A play that can grate on modern sensibilities, Shakespeare’s “The Taming of the Shrew” has been mounted in a few ways to appeal to contemporary audiences, but Synetic Theatre’s re-worked staging is by far the most successful I have seen. The production transforms the story into a vibrant carousel of color and laughter, with a laser-focused artistic vision.
Synetic’s artistic director and co-founder, Paata Tsikurishvili, updates the story for 21st-century audiences, transplanting the action from 16th century Padua to ritzy ‘Paduawood,’ a stand-in for contemporary Hollywood. We open on a grieving family; famous fashion designer Baptiste has lost his wife, the mother of his daughters Katherina and Bianca. The sad scene quickly gives way to the glitz and glam of the family’s much-photographed life, which younger Bianca loves and Katherina despises. Despairing that his eldest daughter will ever marry, Baptiste sends out a secret ultimatum; he will give a cash reward to the man who will marry her. The call is heard by cash-strapped artist Petruchio, who shows up to match wits (and muscles) with Katherina. The couple’s turbulent marriage provides the engine for the rest of this profoundly delightful piece.
… a vibrant carousel of color and laughter, with a laser-focused artistic vision.
This production is one in a series of Synetic’s wordless Shakespeare stagings, which the company innovated to make the works more accessible. The absence of dialogue cedes artistic control to the design team, and they definitely deliver. Costumes, courtesy of Anastasia Rurikova Simes, give a 90s vintage feel, despite the presence of smart phones and selfie culture; Bianca’s bright yellow gown and pink gloves are reminiscent of the movie “Clueless.” The retro choices underline the fashion culture’s backwardness and their aesthetic of superficiality, best shown in an epic catwalk scene. Simes’ simple set design is four gray monoliths, the better to display Riki Kim’s video projections, which visually signal events and emotions, from rainfall to Petruchio’s artistic creations.
In the absence of dialogue, music director Irakli Kavasadze and sound designer Konstantine Lortkipanidze weave a unique soundtrack that narrates the action. Throbbing 90s electronic and synthetic music underscore the artificiality of Paduawood, transitioning to soulful violin and piano in quiet moments. Warring guitars mirror Katherina and Petruchio’s stormy banter, while startling sound effects of breaking glass express Katherina’s frustrated violence. The soundtrack supports director Irina Tsikurishvili (co-founder of the company, portraying Katherina) and the brisk pace she sets, structuring the many quick transitions and keeping energy high throughout.

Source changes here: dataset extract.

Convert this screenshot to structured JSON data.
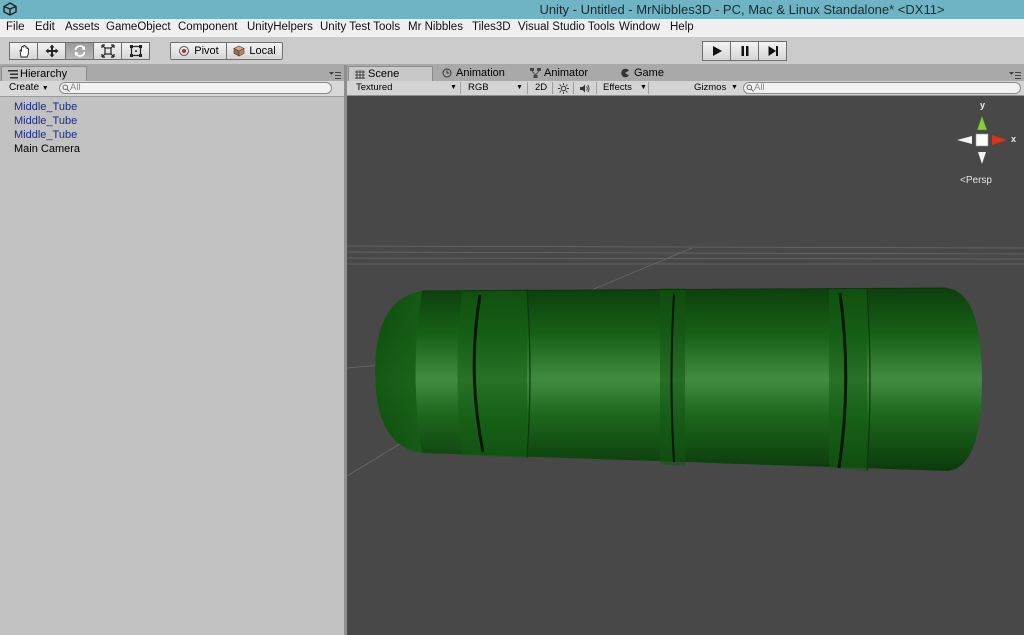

The excellent design undergirds equally dynamic acting. Performances are physical to the point of gymnastics, requiring the finely-tuned choreography of Zana Gankhuyag. Movement serves as a storytelling device, and the dances and pantomime that replace dialogue also provide rich opportunities for physical comedy. Justin J. Bell does very well as Bianca’s love-struck suitor and innocent out-of-towner, Lucentio, who cross-dresses to win his lady love. Alex Mills as Grumio, Petruchio’s henchman, provides consistent comic notes as he glides in and out on his scooter.
Tsikurishvili, as Katherina, is perhaps the most physical performer, smashing, pummeling and wrestling through the production, her body stiff with rage. The actress uses raw physicality to capture Katherina’s feelings of entrapment. Ryan Sellers as Petruchio sells the character’s suave arrogance, as well as his real charm. Their rough courtship scene (which blurs the line between dance and fight choreography) illustrates their equal standing, which makes Katherina’s subsequent ‘taming’ a little more palatable. Petruchio’s attempts to gaslight her into wifely submission find fruition in a dinner scene of perfectly calculated cruelty, weaponizing Stomp-like orchestrated sound and chicken-head masks, a feat that received a round of applause.
The enjoyable ride ends again on the red carpet, but with solidarity and not submission. Despite it being a wordless production, the creators make sure Katherina has her say. If I have my say, it is that this richly imagined and impressively mounted production should not be missed.
Running Time: 90 minutes, no intermission
Advisory: Nudity and sexual situations. Recommended for ages 14 and up.
“The Taming of the Shrew” plays through March 19, 2017, at Synetic Theater. For more information call 866.811.4111 or click here.